lensed starburst galaxy

SOFIA/HAWC+ 89 μm detection of the gravitationally lensed starburst galaxy J1429-0028. Right: false-color composite image of J1429-0028 from Hubble and Keck. [Ma et al. 2018]

A study led by Jingzhe Ma (University of California, Irvine) presents the HAWC+ detection of the distant, gravitationally lensed starburst galaxy HATLAS J1429-0028. This beautiful system consists of an edge-on foreground disk galaxy and a nearly complete Einstein ring of an ultraluminous infrared background galaxy. What causes this background galaxy to shine so brightly in infrared wavelengths? The HAWC+ observations suggest it’s not due to emission from an active galactic nucleus; instead, this galaxy is likely powered purely by star formation.


G 9 region

The G 9 region, as represented by the Digital Palomar Observatory Sky Survey. The cyan polygon represents the SOFIA HAWC+ coverage of the filamentary dark cloud GF 9. The yellow diamond marks the YSO GF 9-2. [Clemens et al. 2018]

In a recent study examining the geometry of magnetic fields surrounding sites of massive star formation, Dan Clemens (Boston University) and collaborators obtained HAWC+ observations of a young stellar object (YSO) embedded in a molecular cloud.
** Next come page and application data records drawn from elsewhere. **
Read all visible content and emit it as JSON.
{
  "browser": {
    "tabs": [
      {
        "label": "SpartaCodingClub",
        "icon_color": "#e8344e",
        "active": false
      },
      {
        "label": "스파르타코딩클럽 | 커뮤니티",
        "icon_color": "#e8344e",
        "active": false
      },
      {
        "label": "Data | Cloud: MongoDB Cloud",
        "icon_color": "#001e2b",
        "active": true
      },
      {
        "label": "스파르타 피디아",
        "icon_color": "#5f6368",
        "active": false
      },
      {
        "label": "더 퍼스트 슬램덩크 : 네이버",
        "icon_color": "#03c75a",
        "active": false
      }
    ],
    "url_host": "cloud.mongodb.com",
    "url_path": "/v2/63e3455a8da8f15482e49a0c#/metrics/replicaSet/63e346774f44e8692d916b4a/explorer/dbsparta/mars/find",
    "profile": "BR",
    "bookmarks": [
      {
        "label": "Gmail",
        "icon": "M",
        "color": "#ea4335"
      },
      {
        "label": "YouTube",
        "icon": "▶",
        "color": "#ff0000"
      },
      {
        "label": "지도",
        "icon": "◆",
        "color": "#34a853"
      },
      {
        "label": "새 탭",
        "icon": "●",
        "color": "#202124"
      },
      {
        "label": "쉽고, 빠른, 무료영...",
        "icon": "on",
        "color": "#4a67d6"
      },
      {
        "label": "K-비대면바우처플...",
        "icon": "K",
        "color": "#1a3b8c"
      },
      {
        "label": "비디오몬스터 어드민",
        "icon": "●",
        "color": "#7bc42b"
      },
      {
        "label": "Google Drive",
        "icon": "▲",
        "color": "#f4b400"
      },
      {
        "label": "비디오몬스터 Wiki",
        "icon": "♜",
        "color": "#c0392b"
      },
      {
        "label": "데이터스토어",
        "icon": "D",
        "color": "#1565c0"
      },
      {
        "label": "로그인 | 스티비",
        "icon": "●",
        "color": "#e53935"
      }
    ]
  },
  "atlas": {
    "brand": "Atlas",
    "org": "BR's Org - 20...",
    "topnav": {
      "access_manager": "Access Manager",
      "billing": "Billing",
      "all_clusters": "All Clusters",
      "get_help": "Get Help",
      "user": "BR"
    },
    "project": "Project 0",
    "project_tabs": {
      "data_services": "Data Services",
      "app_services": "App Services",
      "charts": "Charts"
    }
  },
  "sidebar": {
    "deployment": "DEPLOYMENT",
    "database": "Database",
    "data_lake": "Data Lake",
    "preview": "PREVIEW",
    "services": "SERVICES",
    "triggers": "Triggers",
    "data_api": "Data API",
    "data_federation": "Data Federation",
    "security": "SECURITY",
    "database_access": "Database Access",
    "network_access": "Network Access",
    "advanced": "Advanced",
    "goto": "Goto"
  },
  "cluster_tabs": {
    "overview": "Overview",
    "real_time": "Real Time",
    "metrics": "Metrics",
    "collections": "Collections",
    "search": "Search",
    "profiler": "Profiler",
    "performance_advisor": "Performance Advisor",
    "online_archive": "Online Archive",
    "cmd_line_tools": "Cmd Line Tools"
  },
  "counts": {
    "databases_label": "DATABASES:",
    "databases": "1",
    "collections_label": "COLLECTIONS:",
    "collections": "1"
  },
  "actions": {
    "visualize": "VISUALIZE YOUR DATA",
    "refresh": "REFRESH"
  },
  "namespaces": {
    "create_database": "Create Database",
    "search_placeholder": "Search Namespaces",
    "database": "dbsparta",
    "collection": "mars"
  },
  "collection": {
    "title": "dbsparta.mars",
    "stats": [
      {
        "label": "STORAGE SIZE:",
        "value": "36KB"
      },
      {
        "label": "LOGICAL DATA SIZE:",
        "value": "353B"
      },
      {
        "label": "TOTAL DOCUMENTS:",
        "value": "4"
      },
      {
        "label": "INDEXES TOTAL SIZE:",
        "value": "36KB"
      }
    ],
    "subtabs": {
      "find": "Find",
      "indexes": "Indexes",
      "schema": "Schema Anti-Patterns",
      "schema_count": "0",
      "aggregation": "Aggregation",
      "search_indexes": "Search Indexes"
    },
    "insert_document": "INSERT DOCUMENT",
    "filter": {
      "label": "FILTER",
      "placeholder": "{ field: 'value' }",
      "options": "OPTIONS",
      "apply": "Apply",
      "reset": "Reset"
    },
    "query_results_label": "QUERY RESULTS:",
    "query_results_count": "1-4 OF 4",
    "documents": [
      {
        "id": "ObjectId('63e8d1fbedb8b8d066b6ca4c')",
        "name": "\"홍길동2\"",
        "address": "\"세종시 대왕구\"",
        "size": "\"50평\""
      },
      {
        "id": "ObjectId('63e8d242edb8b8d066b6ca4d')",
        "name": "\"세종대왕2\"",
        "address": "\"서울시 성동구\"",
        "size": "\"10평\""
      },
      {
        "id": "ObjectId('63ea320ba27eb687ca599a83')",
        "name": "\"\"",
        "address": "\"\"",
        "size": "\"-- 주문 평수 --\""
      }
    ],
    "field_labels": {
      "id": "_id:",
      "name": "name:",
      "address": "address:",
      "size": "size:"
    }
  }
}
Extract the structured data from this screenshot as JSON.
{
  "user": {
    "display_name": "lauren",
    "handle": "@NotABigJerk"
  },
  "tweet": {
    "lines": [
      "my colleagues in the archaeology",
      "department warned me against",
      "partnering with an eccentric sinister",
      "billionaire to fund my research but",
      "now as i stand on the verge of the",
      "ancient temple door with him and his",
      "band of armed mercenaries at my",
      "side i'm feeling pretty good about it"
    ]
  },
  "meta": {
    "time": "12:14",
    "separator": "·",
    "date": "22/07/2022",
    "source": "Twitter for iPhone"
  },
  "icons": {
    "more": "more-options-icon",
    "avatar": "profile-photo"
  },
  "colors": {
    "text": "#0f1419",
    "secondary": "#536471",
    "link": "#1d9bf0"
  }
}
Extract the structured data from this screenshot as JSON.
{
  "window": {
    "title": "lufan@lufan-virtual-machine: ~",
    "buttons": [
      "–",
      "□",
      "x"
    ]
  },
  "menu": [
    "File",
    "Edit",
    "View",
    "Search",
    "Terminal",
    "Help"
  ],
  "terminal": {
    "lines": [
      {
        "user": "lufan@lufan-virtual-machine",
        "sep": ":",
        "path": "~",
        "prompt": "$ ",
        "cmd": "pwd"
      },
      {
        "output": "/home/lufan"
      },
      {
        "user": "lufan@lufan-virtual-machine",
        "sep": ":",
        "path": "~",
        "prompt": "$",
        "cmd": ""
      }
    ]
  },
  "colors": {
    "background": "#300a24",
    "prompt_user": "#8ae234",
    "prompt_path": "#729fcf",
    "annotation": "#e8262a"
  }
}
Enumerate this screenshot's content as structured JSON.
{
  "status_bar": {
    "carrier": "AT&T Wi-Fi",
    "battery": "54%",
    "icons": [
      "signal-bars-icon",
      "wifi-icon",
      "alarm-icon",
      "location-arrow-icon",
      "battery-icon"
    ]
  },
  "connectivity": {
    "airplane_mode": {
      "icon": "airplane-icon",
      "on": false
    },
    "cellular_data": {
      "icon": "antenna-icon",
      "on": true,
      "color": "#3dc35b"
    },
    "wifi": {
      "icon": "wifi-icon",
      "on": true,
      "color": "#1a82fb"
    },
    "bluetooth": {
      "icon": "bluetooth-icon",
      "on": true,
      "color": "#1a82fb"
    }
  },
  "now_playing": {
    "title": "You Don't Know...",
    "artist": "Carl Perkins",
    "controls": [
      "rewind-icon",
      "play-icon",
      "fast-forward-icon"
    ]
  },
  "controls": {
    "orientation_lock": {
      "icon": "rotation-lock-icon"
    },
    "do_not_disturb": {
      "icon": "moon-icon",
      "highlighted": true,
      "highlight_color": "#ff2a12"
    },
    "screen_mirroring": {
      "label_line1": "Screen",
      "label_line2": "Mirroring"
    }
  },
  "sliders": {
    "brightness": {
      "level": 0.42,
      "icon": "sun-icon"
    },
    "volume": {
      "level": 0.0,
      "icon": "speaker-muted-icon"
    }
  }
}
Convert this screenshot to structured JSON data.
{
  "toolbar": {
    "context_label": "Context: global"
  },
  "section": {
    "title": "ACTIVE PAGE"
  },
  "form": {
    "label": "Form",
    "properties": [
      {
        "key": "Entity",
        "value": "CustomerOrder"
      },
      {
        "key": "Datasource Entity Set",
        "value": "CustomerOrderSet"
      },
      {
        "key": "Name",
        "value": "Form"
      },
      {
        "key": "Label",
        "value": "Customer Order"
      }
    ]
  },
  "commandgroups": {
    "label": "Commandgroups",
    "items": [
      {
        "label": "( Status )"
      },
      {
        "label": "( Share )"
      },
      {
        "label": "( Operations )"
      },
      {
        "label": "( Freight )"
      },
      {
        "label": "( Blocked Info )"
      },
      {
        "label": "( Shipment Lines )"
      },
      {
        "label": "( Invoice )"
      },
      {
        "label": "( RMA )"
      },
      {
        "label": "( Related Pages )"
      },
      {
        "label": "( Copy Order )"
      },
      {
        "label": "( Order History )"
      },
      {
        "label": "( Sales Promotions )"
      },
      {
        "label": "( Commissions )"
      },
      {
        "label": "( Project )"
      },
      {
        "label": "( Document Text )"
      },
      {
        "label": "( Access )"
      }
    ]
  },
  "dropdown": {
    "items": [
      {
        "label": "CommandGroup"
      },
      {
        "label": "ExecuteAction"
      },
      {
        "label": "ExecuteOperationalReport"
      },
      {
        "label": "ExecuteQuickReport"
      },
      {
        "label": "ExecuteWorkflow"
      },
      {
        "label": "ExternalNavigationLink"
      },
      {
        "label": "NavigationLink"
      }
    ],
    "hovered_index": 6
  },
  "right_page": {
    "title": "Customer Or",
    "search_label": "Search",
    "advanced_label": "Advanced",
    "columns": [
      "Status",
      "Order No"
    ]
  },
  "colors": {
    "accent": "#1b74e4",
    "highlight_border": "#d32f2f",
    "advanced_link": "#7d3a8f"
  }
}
The polarimetric measurements of HAWC+ revealed the magnetic field configuration around the YSO, the dense core that hosts it, and the clumpy filamentary dark cloud that surrounds it, GF 9.

Surprisingly, the observations show a remarkably uniform magnetic field threading the entire region, from the outer, diffuse cloud edge all the way down to the smallest scales of the YSO surroundings. These results contradict some models of how cores and YSOs form, providing important information that will help us better understand this process.


ApJL Focus issue:
Focus on New Results from SOFIA

HAWC+ articles:
“The Highly Polarized Dusty Emission Core of Cygnus A,” Enrique Lopez-Rodriguez et al. 2018 ApJL 861 L23. doi:10.3847/2041-8213/aacff5
“SOFIA Far-infrared Imaging Polarimetry of M82 and NGC 253: Exploring the Supergalactic Wind,” Terry Jay Jones et al. 2019 ApJL 870 L9. doi:10.3847/2041-8213/aaf8b9
“SOFIA/HAWC+ Detection of a Gravitationally Lensed Starburst Galaxy at z = 1.03,” Jingzhe Ma et al. 2018 ApJ 864 60. doi:10.3847/1538-4357/aad4a0
“Magnetic Field Uniformity Across the GF 9-2 YSO, L1082C Dense Core, and GF 9 Filamentary Dark Cloud,” Dan P. Clemens et al. 2018 ApJ 867 79. doi:10.3847/1538-4357/aae2af